Novice and green investors usually look at the price of a stock and judge its growth potential through that; a stock priced at $100 seems a lot more expensive than a stock priced at $5. In percentage terms, one can double his or her money if a $10-stock jumps to a value of $20, but can only gain 10% if a $100-stock reaches a value of $110.
Most stock market participants tend to think that a stock priced below $5 per share has nowhere to go but up. This erroneous thinking might point to attractive investment opportunities on some occasions, but more often than not this thinking will yield disappointing results. In fact, companies with $5-stocks tend to be risky. These companies might have heavy debt loads or might have other risk factors associated with them. But that doesn’t imply that there aren’t any good or even safe low-priced stocks out there in the market.
For that reason, Insider Monkey decided to compile a list of five under $10-stocks favored by the billionaire hedge fund managers followed by our team. Multi-billion-dollar hedge fund vehicles spend a great deal of money on the search for and research of investment opportunities in the small-cap space, which makes us believe that the pool of low-priced stocks included in their portfolios hold great potential.
At Insider Monkey, we track around 750 hedge funds and institutional investors.
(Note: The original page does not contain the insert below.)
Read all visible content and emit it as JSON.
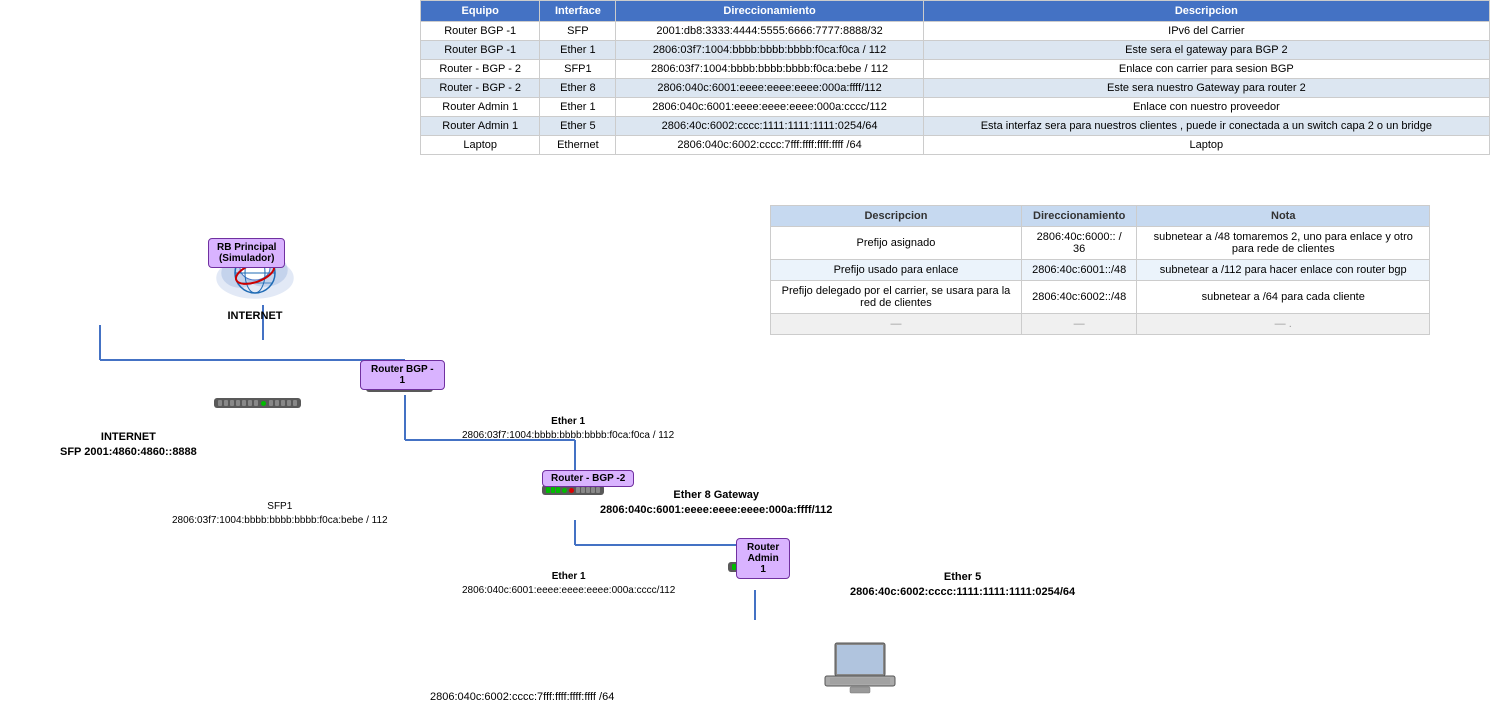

Through extensive backtests, we have determined that imitating some of the stocks that these investors are collectively bullish on can help retail investors generate double digits of alpha per year. The key is to focus on the small-cap picks of these funds, which are usually less followed by the broader market and allow for larger price inefficiencies (see more details).
#5. Huntington Bancshares Incorporated (NASDAQ:HBAN)
– Billionaires With Long Positions (as of June 30): 6
– Aggregate Value of Billionaires’ Holdings (as of June 30): $133.34 Million
There were six billionaire hedge fund managers in our system with long positions in Huntington Bancshares Incorporated (NASDAQ:HBAN) at the end of the April-to-June period, compared to seven recorded at the end of the March quarter. The overall value of those long positions decreased by 26% quarter-over-quarter to $133.34 million, partly reflecting a 5% drop in the value of Huntington’s shares. The multi-state diversified regional bank holding company has seen the value of its shares plunge by 10% since the beginning of 2016. In mid-August, Huntington Bancshares completed the $3.4 billion cash-and-stock acquisition of Ohio-based diversified financial services company FirstMerit Corp. Under the terms of the deal, first announced in January, each shareholder of FirstMerit received 1.72 shares of Huntington and $5.00 in cash for each share of FirstMerit. The freshly-acquired company had around 366 banking offices and 400 ATM locations in Ohio, Michigan, Wisconsin, Illinois, and Pennsylvania at the time of the announcement of the acquisition. David Harding’s Winton Capital Management cut its stake in Huntington Bancshares Incorporated (NASDAQ:HBAN) by 27% during the second quarter to 3.75 million shares.
On the following two pages of this article, we’ll look at four other low-cost stocks favored by billionaire investors.